- [Activity]: Set down the material exactly. Keep every line.

^^^^

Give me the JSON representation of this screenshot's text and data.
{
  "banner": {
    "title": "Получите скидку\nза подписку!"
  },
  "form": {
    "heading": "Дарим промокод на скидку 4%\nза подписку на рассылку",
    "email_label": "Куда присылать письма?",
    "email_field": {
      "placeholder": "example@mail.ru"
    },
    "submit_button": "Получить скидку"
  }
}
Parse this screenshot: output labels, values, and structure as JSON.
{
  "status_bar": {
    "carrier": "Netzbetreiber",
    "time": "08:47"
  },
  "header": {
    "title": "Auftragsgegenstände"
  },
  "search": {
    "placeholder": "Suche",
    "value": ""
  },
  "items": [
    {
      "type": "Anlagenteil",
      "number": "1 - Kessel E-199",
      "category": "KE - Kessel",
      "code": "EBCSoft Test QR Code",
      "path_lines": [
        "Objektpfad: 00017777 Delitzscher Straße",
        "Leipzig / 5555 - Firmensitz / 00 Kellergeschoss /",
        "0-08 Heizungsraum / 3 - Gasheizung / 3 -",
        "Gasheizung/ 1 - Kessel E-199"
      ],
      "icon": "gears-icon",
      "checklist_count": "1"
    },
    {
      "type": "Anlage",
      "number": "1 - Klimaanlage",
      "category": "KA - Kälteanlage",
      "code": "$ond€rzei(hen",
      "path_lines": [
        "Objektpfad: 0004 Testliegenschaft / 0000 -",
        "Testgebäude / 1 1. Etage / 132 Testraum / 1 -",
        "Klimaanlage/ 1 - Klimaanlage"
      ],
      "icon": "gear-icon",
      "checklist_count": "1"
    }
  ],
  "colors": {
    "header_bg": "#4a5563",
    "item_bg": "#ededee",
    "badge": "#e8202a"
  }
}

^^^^

- [Output below]:
Give me the JSON representation of this screenshot's text and data.
{
  "banner": {
    "title": "Получите скидку\nза подписку!"
  },
  "form": {
    "heading": "Дарим промокод на скидку 4%\nза подписку на рассылку",
    "email_label": "Куда присылать письма?",
    "email_field": {
      "placeholder": "example@mail.ru"
    },
    "submit_button": "Получить скидку"
  }
}
Parse this screenshot: output labels, values, and structure as JSON.
{
  "status_bar": {
    "carrier": "Netzbetreiber",
    "time": "08:47"
  },
  "header": {
    "title": "Auftragsgegenstände"
  },
  "search": {
    "placeholder": "Suche",
    "value": ""
  },
  "items": [
    {
      "type": "Anlagenteil",
      "number": "1 - Kessel E-199",
      "category": "KE - Kessel",
      "code": "EBCSoft Test QR Code",
      "path_lines": [
        "Objektpfad: 00017777 Delitzscher Straße",
        "Leipzig / 5555 - Firmensitz / 00 Kellergeschoss /",
        "0-08 Heizungsraum / 3 - Gasheizung / 3 -",
        "Gasheizung/ 1 - Kessel E-199"
      ],
      "icon": "gears-icon",
      "checklist_count": "1"
    },
    {
      "type": "Anlage",
      "number": "1 - Klimaanlage",
      "category": "KA - Kälteanlage",
      "code": "$ond€rzei(hen",
      "path_lines": [
        "Objektpfad: 0004 Testliegenschaft / 0000 -",
        "Testgebäude / 1 1. Etage / 132 Testraum / 1 -",
        "Klimaanlage/ 1 - Klimaanlage"
      ],
      "icon": "gear-icon",
      "checklist_count": "1"
    }
  ],
  "colors": {
    "header_bg": "#4a5563",
    "item_bg": "#ededee",
    "badge": "#e8202a"
  }
}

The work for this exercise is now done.